    The existence of a local classical solution to the Mullins-Sekerka problem and the convergence to the two-phase quasi-stationary Stefan problem are proved when surface tension approaches zero. This convergence gives a proof of the existence of a local classical solution of quasi-stationary Stefan problem. The methods work in all dimensions.

  16. 76 FR 67018 - Notice to Manufacturers of Airport In-Pavement Stationary Runway Weather Information Systems

    Science.gov (United States)

    2011-10-28

    ... Information Systems AGENCY: Federal Aviation Administration (FAA), U.S. DOT. ACTION: Notice to Manufacturers of In-Pavement Stationary Runway Weather Information Systems. SUMMARY: Projects funded under the... Active or Passive In- Pavement Stationary Runway Weather Information Systems that meet the...

  17. On the cumulants of increments for two classes of Brownian semi-stationary processes

    DEFF Research Database (Denmark)

    Urbina, José Ulises Márquez

    2015-01-01

    In this article we obtain formulae for the cumulants of the increments of two classes of Brownian semi-stationary (BSS) processes. The first class corresponds to BSS processes where the volatility is a Lévy semi-stationary process and the second class consists in BSS processes where the volatilit...

  18. Ceramic Stationary Gas Turbine Development. Technical progress report, April 1, 1993--October 31, 1994

    Energy Technology Data Exchange (ETDEWEB)

    NONE

    1994-12-01

    This report summarizes work performed by Solar Technologies Inc. and its subcontractors, during the period April 1, 1993 through October 31, 1994 under Phase II of the DOE Ceramic Stationary Gas Turbine Development program. The objective of the program is to improve the performance of stationary gas turbines in cogeneration through the implementation of selected ceramic components.

  19. 40 CFR 60.4305 - Does this subpart apply to my stationary combustion turbine?

    Science.gov (United States)

    2010-07-01

    ... turbine.
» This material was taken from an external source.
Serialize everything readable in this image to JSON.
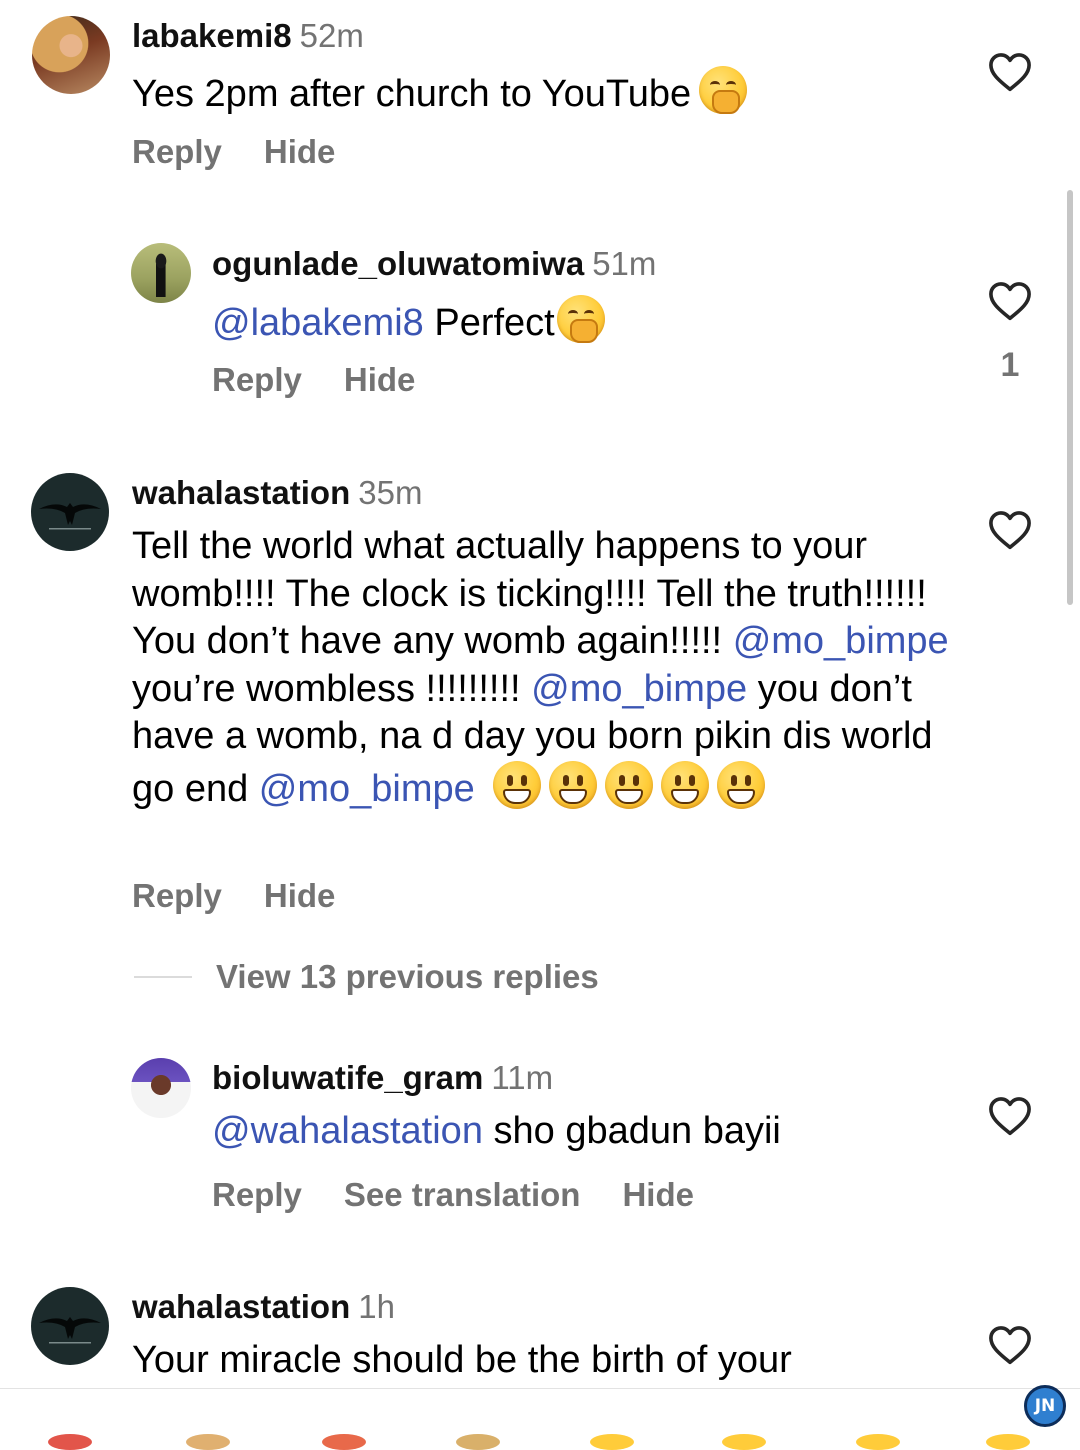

Any additional heat input to associated heat recovery steam generators (HRSG) or duct burners... stationary combustion turbine? 60.4305 Section 60.4305 Protection of Environment ENVIRONMENTAL PROTECTION... of Performance for Stationary Combustion Turbines Applicability § 60.4305 Does this subpart apply...

  20. On the Oracle Property of the Adaptive LASSO in Stationary and Nonstationary Autoregressions

    DEFF Research Database (Denmark)

    Kock, Anders Bredahl

    We show that the Adaptive LASSO is oracle efficient in stationary and non-stationary autoregressions. This means that it estimates parameters consistently, selects the correct sparsity pattern, and estimates the coefficients belonging to the relevant variables at the same asymptotic efficiency...